Next a patient attendee who had been standing in line for more than an hour took the opportunity to praise Red State, but not before admitting he was “nervous, to be honest.” Smith reassured him, revealing, “I was before I came out. I always wonder, ‘What if I suck? What if I run out of things to say?’ Okay, maybe not that last one.”
Citing a piece of advice that he got from producer Harvey Weinstein about “getting a second bite of the apple,” Smith went on to praise the strengths of his peers. “Bay can make you believe two cars can fight,” he said. “Scorsese can drop you into a believable world of gangsters, and Tarantino can do the cinema of cool. … My only directorial superpower is that I will come out after the movie and explain.”
A fan asked whether the audience would ever see a movie written by Smith but directed by someone else, using Christopher Nolan as an example. Smith stopped the question, joking that “somewhere Chris Nolan was just hit with … a grave disturbance in the Force.” He added, however, that “If I feel the need to write a screenplay that needs to be made I will absolutely give it to someone else.”
Complimented on his hockey jersey, Smith said that “these Edmonton Oilers colors for me have been insanely lucky.” He explained that his producing partner Malcom Ingram had purchased “the seven shirts of Edmonton” after Smith “got into it with Sears Canada.” He said they “feel lucky to him,” but expressed suspicions after Ingram’s ongoing success after one of the shirts went missing.

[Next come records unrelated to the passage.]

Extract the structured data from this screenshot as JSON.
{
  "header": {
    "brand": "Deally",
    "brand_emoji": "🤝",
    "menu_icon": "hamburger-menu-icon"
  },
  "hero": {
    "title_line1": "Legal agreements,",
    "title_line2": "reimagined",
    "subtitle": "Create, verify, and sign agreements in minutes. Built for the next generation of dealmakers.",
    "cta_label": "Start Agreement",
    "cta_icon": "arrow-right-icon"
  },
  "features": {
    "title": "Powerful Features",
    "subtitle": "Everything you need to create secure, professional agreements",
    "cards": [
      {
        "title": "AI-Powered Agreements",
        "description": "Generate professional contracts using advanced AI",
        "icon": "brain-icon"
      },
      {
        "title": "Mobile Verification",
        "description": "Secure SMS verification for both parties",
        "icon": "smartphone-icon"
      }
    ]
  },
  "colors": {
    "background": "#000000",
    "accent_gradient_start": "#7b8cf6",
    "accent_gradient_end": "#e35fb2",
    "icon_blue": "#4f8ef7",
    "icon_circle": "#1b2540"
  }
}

The hockey talk dovetailed into discussion of Hit Somebody. He said that securing the rights to the song from songwriter Mitch Albom was predicated on Smith “not making fun of hockey … and shooting in Detroit.” He said that he’s more than halfway finished with the script, which he described as “the Forrest Gump of hockey … and more so about Canada.” Smith said he is so determined to use his previous co-stars in this movie that he has written Alan Rickman, and is even “writing Alan Rickman’s name .. .in place of the word ‘Narrator.’” Smith also revealed that this fall he intends to “publish the script online, with actor suggestions for the reader.”
Toward the end of the panel Smith finally realized a notice printed on the back of the placeholder bearing his name that cautioned “some of the attendees may be under 18 … and to watch the language.” Smith laughed, saying “any kids here just learned a shit-ton.”